Defendants' claim is without merit. This Court has already held that Section 2D1.1 passes constitutional muster. United States v. Reynolds, 900 F.2d 1000, 1002-04 (7th Cir. 1990). Moreover, it is well established that due process does not require that the facts on which a sentence is based be correct beyond any doubt. United States v. Schuster, 948 F.2d 313, 315 (7th Cir. 1991). Thus despite the potential inaccuracy of witness testimony regarding amounts, it does not violate the constitution to base a sentence on such testimony as long as the court's conclusions are supported by a preponderance of the evidence. Id. The court is, of course, entitled to resolve all questions of credibility. Moreover, defendants are entitled to an opportunity to rebut any evidence presented regarding amount--indeed, all four government witnesses here were extensively cross-examined.

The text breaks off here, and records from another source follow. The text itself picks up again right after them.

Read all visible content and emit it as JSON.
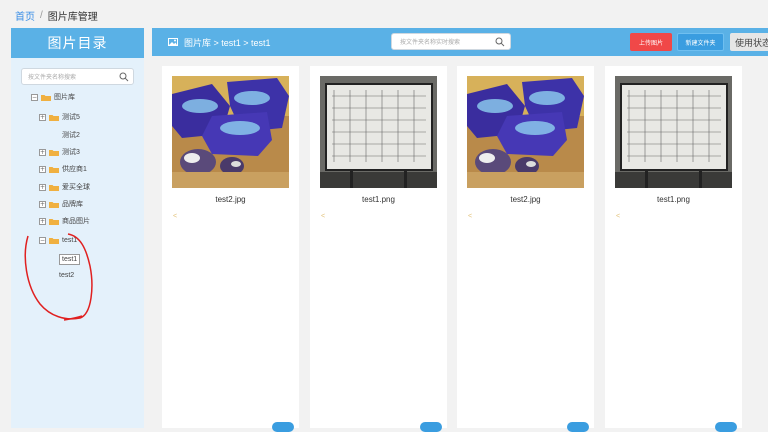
{
  "breadcrumb": {
    "home": "首页",
    "sep": "/",
    "current": "图片库管理"
  },
  "sidebar": {
    "title": "图片目录",
    "search_placeholder": "按文件夹名称搜索",
    "tree": [
      {
        "label": "图片库",
        "toggle": "−",
        "folder": true,
        "level": 0
      },
      {
        "label": "测试5",
        "toggle": "+",
        "folder": true,
        "level": 1
      },
      {
        "label": "测试2",
        "toggle": "",
        "folder": false,
        "level": 1
      },
      {
        "label": "测试3",
        "toggle": "+",
        "folder": true,
        "level": 1
      },
      {
        "label": "供应商1",
        "toggle": "+",
        "folder": true,
        "level": 1
      },
      {
        "label": "爱买全球",
        "toggle": "+",
        "folder": true,
        "level": 1
      },
      {
        "label": "品牌库",
        "toggle": "+",
        "folder": true,
        "level": 1
      },
      {
        "label": "商品图片",
        "toggle": "+",
        "folder": true,
        "level": 1
      },
      {
        "label": "test1",
        "toggle": "−",
        "folder": true,
        "level": 1
      },
      {
        "label": "test1",
        "toggle": "",
        "folder": false,
        "level": 2,
        "selected": true
      },
      {
        "label": "test2",
        "toggle": "",
        "folder": false,
        "level": 2
      }
    ]
  },
  "topbar": {
    "path": "图片库 > test1 > test1",
    "search_placeholder": "按文件夹名称实时搜索",
    "upload_label": "上传图片",
    "new_folder_label": "新建文件夹",
    "status_label": "使用状态"
  },
  "cards": [
    {
      "name": "test2.jpg",
      "image": "candy",
      "mark": "<"
    },
    {
      "name": "test1.png",
      "image": "whiteboard",
      "mark": "<"
    },
    {
      "name": "test2.jpg",
      "image": "candy",
      "mark": "<"
    },
    {
      "name": "test1.png",
      "image": "whiteboard",
      "mark": "<"
    }
  ],
  "colors": {
    "accent": "#5ab1e6",
    "upload": "#f04848",
    "new_folder": "#3a9de0",
    "annotation": "#e02020"
  }
}
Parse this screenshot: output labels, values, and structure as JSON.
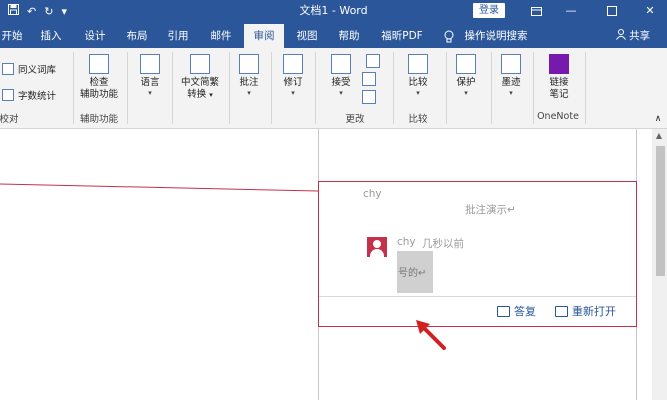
{
  "titlebar": {
    "title": "文档1 - Word",
    "save_icon": "save-icon",
    "undo_icon": "undo-icon",
    "redo_icon": "redo-icon",
    "customize_icon": "customize-qat-icon",
    "login_label": "登录",
    "ribbon_options_icon": "ribbon-display-options-icon",
    "minimize_icon": "minimize-icon",
    "maximize_icon": "maximize-icon",
    "close_icon": "close-icon",
    "accent": "#2b579a"
  },
  "tabs": [
    {
      "label": "开始"
    },
    {
      "label": "插入"
    },
    {
      "label": "设计"
    },
    {
      "label": "布局"
    },
    {
      "label": "引用"
    },
    {
      "label": "邮件"
    },
    {
      "label": "审阅",
      "active": true
    },
    {
      "label": "视图"
    },
    {
      "label": "帮助"
    },
    {
      "label": "福昕PDF"
    },
    {
      "label": "操作说明搜索"
    },
    {
      "label": "共享"
    }
  ],
  "ribbon": {
    "proofing": {
      "thesaurus": "同义词库",
      "word_count": "字数统计",
      "group_label": "校对"
    },
    "accessibility": {
      "check": "检查",
      "check_line2": "辅助功能",
      "group_label": "辅助功能"
    },
    "language": {
      "label": "语言"
    },
    "chinese": {
      "label": "中文简繁",
      "label2": "转换"
    },
    "comments": {
      "label": "批注"
    },
    "tracking": {
      "label": "修订"
    },
    "changes": {
      "accept": "接受",
      "group_label": "更改"
    },
    "compare": {
      "label": "比较",
      "group_label": "比较"
    },
    "protect": {
      "label": "保护"
    },
    "ink": {
      "label": "墨迹"
    },
    "onenote": {
      "label": "链接",
      "label2": "笔记",
      "group_label": "OneNote"
    }
  },
  "comment": {
    "author": "chy",
    "text": "批注演示↵",
    "reply_author": "chy",
    "reply_time": "几秒以前",
    "reply_text": "号的↵",
    "reply_button": "答复",
    "reopen_button": "重新打开",
    "border_color": "#c4314b"
  }
}
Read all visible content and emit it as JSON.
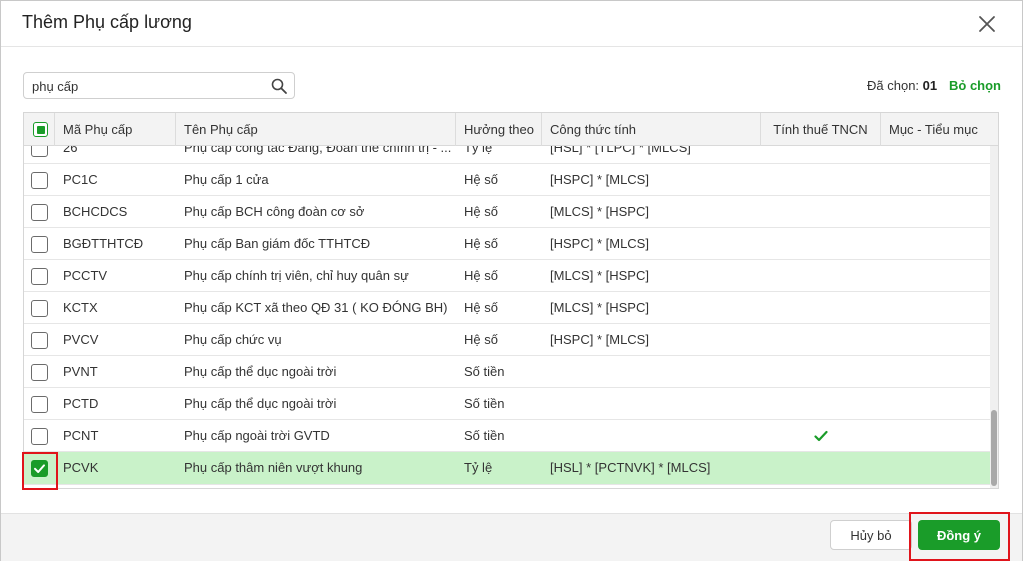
{
  "dialog": {
    "title": "Thêm Phụ cấp lương",
    "close_icon": "close-icon"
  },
  "search": {
    "value": "phụ cấp",
    "placeholder": "",
    "icon": "search-icon"
  },
  "selection": {
    "label": "Đã chọn:",
    "count": "01",
    "deselect_label": "Bỏ chọn"
  },
  "table": {
    "columns": [
      "Mã Phụ cấp",
      "Tên Phụ cấp",
      "Hưởng theo",
      "Công thức tính",
      "Tính thuế TNCN",
      "Mục - Tiểu mục"
    ],
    "rows": [
      {
        "code": "26",
        "name": "Phụ cấp công tác Đảng, Đoàn thể chính trị - ...",
        "type": "Tỷ lệ",
        "formula": "[HSL] * [TLPC] * [MLCS]",
        "tax": false,
        "checked": false
      },
      {
        "code": "PC1C",
        "name": "Phụ cấp 1 cửa",
        "type": "Hệ số",
        "formula": "[HSPC] * [MLCS]",
        "tax": false,
        "checked": false
      },
      {
        "code": "BCHCDCS",
        "name": "Phụ cấp BCH công đoàn cơ sở",
        "type": "Hệ số",
        "formula": "[MLCS] * [HSPC]",
        "tax": false,
        "checked": false
      },
      {
        "code": "BGĐTTHTCĐ",
        "name": "Phụ cấp Ban giám đốc TTHTCĐ",
        "type": "Hệ số",
        "formula": "[HSPC] * [MLCS]",
        "tax": false,
        "checked": false
      },
      {
        "code": "PCCTV",
        "name": "Phụ cấp chính trị viên, chỉ huy quân sự",
        "type": "Hệ số",
        "formula": "[MLCS] * [HSPC]",
        "tax": false,
        "checked": false
      },
      {
        "code": "KCTX",
        "name": "Phụ cấp KCT xã theo QĐ 31 ( KO ĐÓNG BH)",
        "type": "Hệ số",
        "formula": "[MLCS] * [HSPC]",
        "tax": false,
        "checked": false
      },
      {
        "code": "PVCV",
        "name": "Phụ cấp chức vụ",
        "type": "Hệ số",
        "formula": "[HSPC] * [MLCS]",
        "tax": false,
        "checked": false
      },
      {
        "code": "PVNT",
        "name": "Phụ cấp thể dục ngoài trời",
        "type": "Số tiền",
        "formula": "",
        "tax": false,
        "checked": false
      },
      {
        "code": "PCTD",
        "name": "Phụ cấp thể dục ngoài trời",
        "type": "Số tiền",
        "formula": "",
        "tax": false,
        "checked": false
      },
      {
        "code": "PCNT",
        "name": "Phụ cấp ngoài trời GVTD",
        "type": "Số tiền",
        "formula": "",
        "tax": true,
        "checked": false
      },
      {
        "code": "PCVK",
        "name": "Phụ cấp thâm niên vượt khung",
        "type": "Tỷ lệ",
        "formula": "[HSL] * [PCTNVK] * [MLCS]",
        "tax": false,
        "checked": true
      }
    ]
  },
  "footer": {
    "cancel_label": "Hủy bỏ",
    "ok_label": "Đồng ý"
  },
  "colors": {
    "accent": "#1a9c29",
    "selected_row": "#c9f2c9",
    "highlight": "#e0141b"
  }
}
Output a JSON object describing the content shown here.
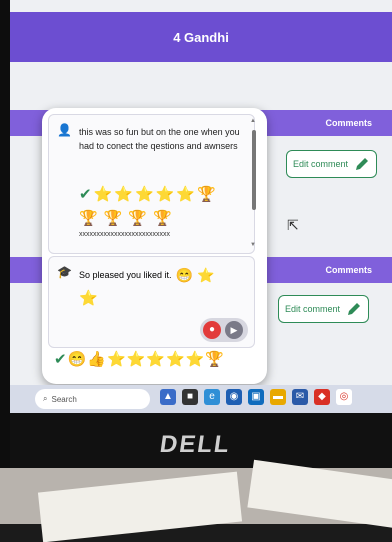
{
  "header": {
    "title": "4 Gandhi"
  },
  "bands": [
    {
      "label": "Comments"
    },
    {
      "label": "Comments"
    }
  ],
  "edit_buttons": [
    {
      "label": "Edit comment"
    },
    {
      "label": "Edit comment"
    }
  ],
  "popup": {
    "comment1": {
      "text": "this was so fun but on the one when you had to conect the qestions and awnsers",
      "emoji_row1": [
        "✔",
        "⭐",
        "⭐",
        "⭐",
        "⭐",
        "⭐",
        "🏆"
      ],
      "emoji_row2": [
        "🏆",
        "🏆",
        "🏆",
        "🏆"
      ],
      "filler": "xxxxxxxxxxxxxxxxxxxxxxxxxx"
    },
    "comment2": {
      "text": "So pleased you liked it.",
      "stars": [
        "⭐"
      ]
    },
    "reaction_bar": [
      "✔",
      "😁",
      "👍",
      "⭐",
      "⭐",
      "⭐",
      "⭐",
      "⭐",
      "🏆"
    ]
  },
  "taskbar": {
    "search_placeholder": "Search"
  },
  "brand": "DELL",
  "colors": {
    "purple_header": "#6c4ed1",
    "purple_band": "#8060db",
    "green": "#2e8b57",
    "mic_red": "#e23b3b"
  }
}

Defendants' final claim on appeal is that Judge Miller's findings of fact as to the quantities of cocaine and the length of the conspiracy were clearly erroneous. The testimony of the Lipseys, Bobbie Sleepers and Charles Taylor, however, clearly supports the district court's conclusions. Their testimony was sufficient to establish by a preponderance of the evidence that the conspiracy continued until after the effective date of the Sentencing Guidelines, United States v. Osborne, 931 F.2d 1139, 1144 (7th Cir. 1991), and that more than 15 kilograms of cocaine were involved.2
The convictions and sentences of the defendants are affirmed.
The Honorable John D. Tinder of the Southern District of Indiana is sitting by designation
Some cases suggest that issues may arise at sentencing that might more properly be resolved at trial and that in such circumstances a standard of proof greater than a preponderance of the evidence might be appropriate. See, e.g., United States v. Schuster, 948 F.2d 313, 315 (7th Cir. 1992) (discussing cases that suggest that preponderance standard might be insufficient when import of determination made at sentencing is so great that it " 'can fairly be characterized as [the] tail which wags the dog of the substantive offense' " (quoting United States v. Kikumura, 918 F.2d 1084, 1101 (3d Cir. 1990)). The amount of drugs attributable to a defendant, however, has canonically been a sentencing issue. Id. ("This Court has consistently held that the quantity of drugs involved in a narcotics case does not constitute a substantive element of the drug offense.") Thus, as Schuster makes abundantly clear, a sentencing court may validly employ a preponderance of the evidence standard to determine the quantity of drugs involved in a conspiracy
The court determined that 18.87 kilograms of cocaine were attributable to the conspiracy. This figure was based on the court's estimate that John Lipsey received at least 7 kilograms, Lenneth Lipsey received 1.5 kilograms, Charles Taylor received 0.07 kilograms, and Bobbie Sleepers received 10 kilograms. These amounts were less than the amounts the witnesses estimated they received: John Lipsey estimated that he received 12 to 13 kilograms; Lenneth Lipsey, 6 to 7 kilograms; Charles Taylor, 7 half-ounce quantities; and Bobbie Sleepers, 10-15 kilograms